Age Equality and Human Rights
By Tessa Harding
Over the last four years or so, there has been gradually increasing recognition that age discrimination is at the root of many of the difficulties that older people experience.
Of course we know there are problems – that many needs are not being met, that older people may not have equal access to universal services, that the quality of older people’s services often leaves a lot to be desired, that they do not always get the treatment they need from the NHS and that it is difficult for older people to get heard. But it is only relatively recently that we have begun to understand that age discrimination is the common thread running through these problems.
The first signs of change came with the publication of the National Service Framework for Older People in 2001. This had as its first standard – proposed by a group of older people brought together to advise the Department of Health – that age discrimination should be ‘rooted out’ of health and care services. This caused a flurry of activity within the NHS as Trusts examined their written policies and changed those that explicitly denied services to older people. But other priorities intervened before a lot of the less obvious ‘custom and practice’ rationing of health services on the basis of age had been addressed.
A second driver in the same year was the requirement by the EU that all member states should ban age discrimination in employment and training. This is due to come into effect in October 2006 but has caused huge debate amongst employers and others. There is very good evidence that older workers are discriminated against in the workplace, to the detriment of their own incomes and quality of life, the national skills base and the economy as a whole. But old prejudices die hard and age and capacity are still linked in people’s minds.

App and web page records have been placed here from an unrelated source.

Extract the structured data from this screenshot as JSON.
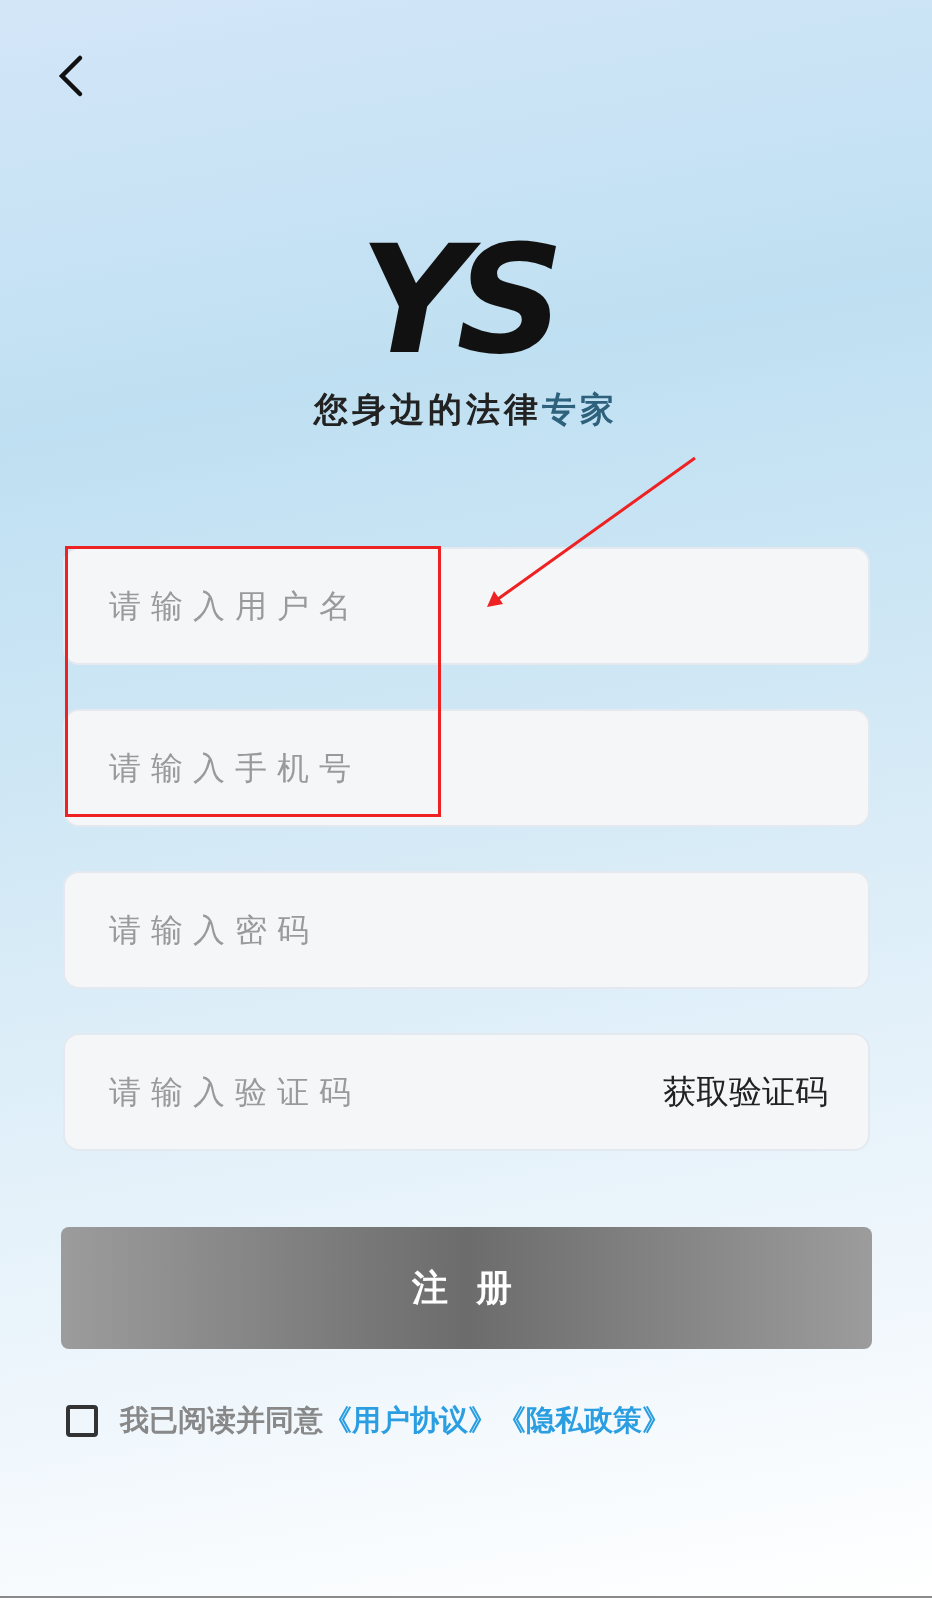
{
  "logo": "YS",
  "tagline": {
    "main": "您身边的法律",
    "accent": "专家"
  },
  "fields": [
    {
      "placeholder": "请输入用户名"
    },
    {
      "placeholder": "请输入手机号"
    },
    {
      "placeholder": "请输入密码"
    },
    {
      "placeholder": "请输入验证码",
      "action": "获取验证码"
    }
  ],
  "submit": "注 册",
  "agreement": {
    "checked": false,
    "text": "我已阅读并同意",
    "links": [
      "《用户协议》",
      "《隐私政策》"
    ]
  },
  "annotation_box": true,
  "annotation_arrow": true
}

However older people experience discrimination in a wide range of other aspects of life. Help the Aged published a collection of older people’s accounts of the discrimination they come up against called ‘Everyday age discrimination’ , and this includes examples of age discrimination in travel and car insurance, car hire, banking, special offers from retailers, educational opportunities, advertising and the media (the language that is sometimes used about older people has to be seen to be believed), social security, public life, volunteering, health services, social care and so on.
This discrimination can have a profound effect on people’s lives. It can affect their incomes, their opportunities and their well being, and make them feel that they are no longer valued customers and members of society. For example, people who become disabled before the age of 65 are eligible to apply for Disability Living Allowance and for assistance from the Independent Living Fund, while those who become disabled over that age are only eligible for Attendance Allowance, which is less generous and does not include a sum (which can be up to £41 a week) to help with mobility. And yet the government says that it wants to enable older people to remain independent for as long as possible…

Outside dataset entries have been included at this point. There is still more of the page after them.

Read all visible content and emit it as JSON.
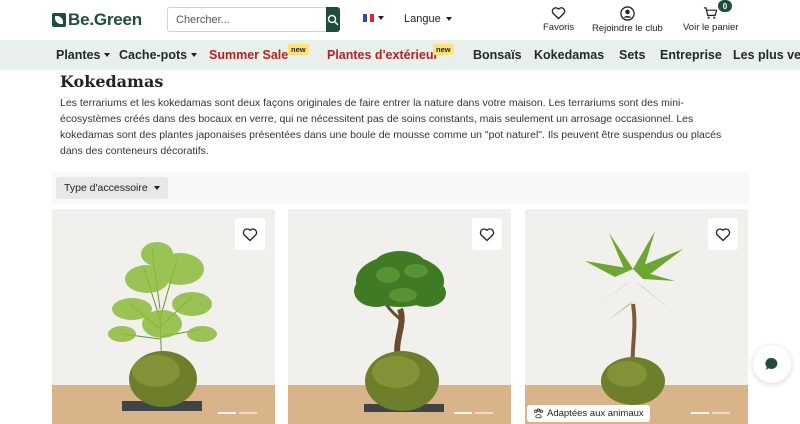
{
  "header": {
    "logo_text": "Be.Green",
    "search_placeholder": "Chercher...",
    "flag_label": "FR",
    "language_label": "Langue",
    "favorites_label": "Favoris",
    "club_label": "Rejoindre le club",
    "cart_label": "Voir le panier",
    "cart_count": "0"
  },
  "nav": {
    "items": [
      {
        "label": "Plantes"
      },
      {
        "label": "Cache-pots"
      },
      {
        "label": "Summer Sale",
        "badge": "new"
      },
      {
        "label": "Plantes d'extérieur",
        "badge": "new"
      },
      {
        "label": "Bonsaïs"
      },
      {
        "label": "Kokedamas"
      },
      {
        "label": "Sets"
      },
      {
        "label": "Entreprise"
      },
      {
        "label": "Les plus ven"
      }
    ]
  },
  "main": {
    "title": "Kokedamas",
    "intro": "Les terrariums et les kokedamas sont deux façons originales de faire entrer la nature dans votre maison. Les terrariums sont des mini-écosystèmes créés dans des bocaux en verre, qui ne nécessitent pas de soins constants, mais seulement un arrosage occasionnel. Les kokedamas sont des plantes japonaises présentées dans une boule de mousse comme un \"pot naturel\". Ils peuvent être suspendus ou placés dans des conteneurs décoratifs.",
    "filter_label": "Type d'accessoire"
  },
  "products": [
    {
      "plant": "asparagus-fern-kokedama",
      "badge": ""
    },
    {
      "plant": "bonsai-ficus-kokedama",
      "badge": ""
    },
    {
      "plant": "pachira-kokedama",
      "badge": "Adaptées aux animaux"
    }
  ],
  "colors": {
    "brand": "#1f4d3a",
    "nav_bg": "#e9efeb",
    "sale_red": "#b32424",
    "new_badge": "#ffe27a"
  }
}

One important piece of legislation which came into effect in 2000 is the Human Rights Act. This guarantees certain fundamental rights and freedoms, like the right to life, the right to be free from inhuman or degrading treatment, and the right to privacy and family life. These apply to everybody, whatever their characteristics, simply by virtue of being human; the Act bans discrimination on any grounds including age. All public services are legally required to respect these rights and freedoms, but it has become clear that most of them still need to take these rights to heart. In health and social care in particular, the human rights of those receiving these services are particularly at risk, since people may literally be dependent on those services for the quality of their lives, and when things go wrong, they can go very badly wrong. There is a lot to do to make human rights a reality for a lot of older people .

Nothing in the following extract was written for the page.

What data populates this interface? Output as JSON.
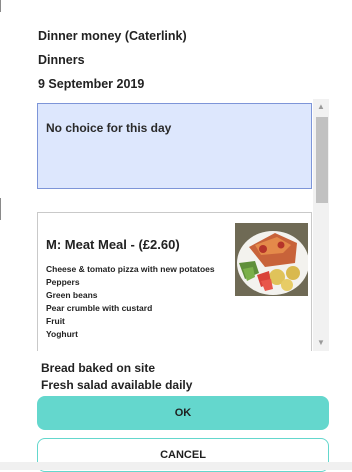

Fortunately, there are strong signs of progress on the horizon. The Government is proposing to set up a Commission for Equality and Human Rights by 2007, which will include age in its remit, alongside race, gender, disability, sexual orientation and religion or belief . This Commission will have a duty to promote equality and human rights and the power to enforce anti-discrimination legislation. Age is still a long way behind some of the more readily recognised forms of discrimination: while we will have legislation to ban age discrimination in employment and training, there is as yet not law against age discrimination with regard to goods, facilities and services and (in most parts of the UK) no duty on public bodies to promote age equality. But alongside the establishment of the new Commission, the Government has promised a review of equality legislation, to create a simpler and more consistent legal framework. This will be our chance to ensure that age discrimination is taken just as seriously as other forms of discrimination and has equal legal protection. Older people and their friends and families need to make it clear that they will stand for nothing less than equality and respect for their human rights.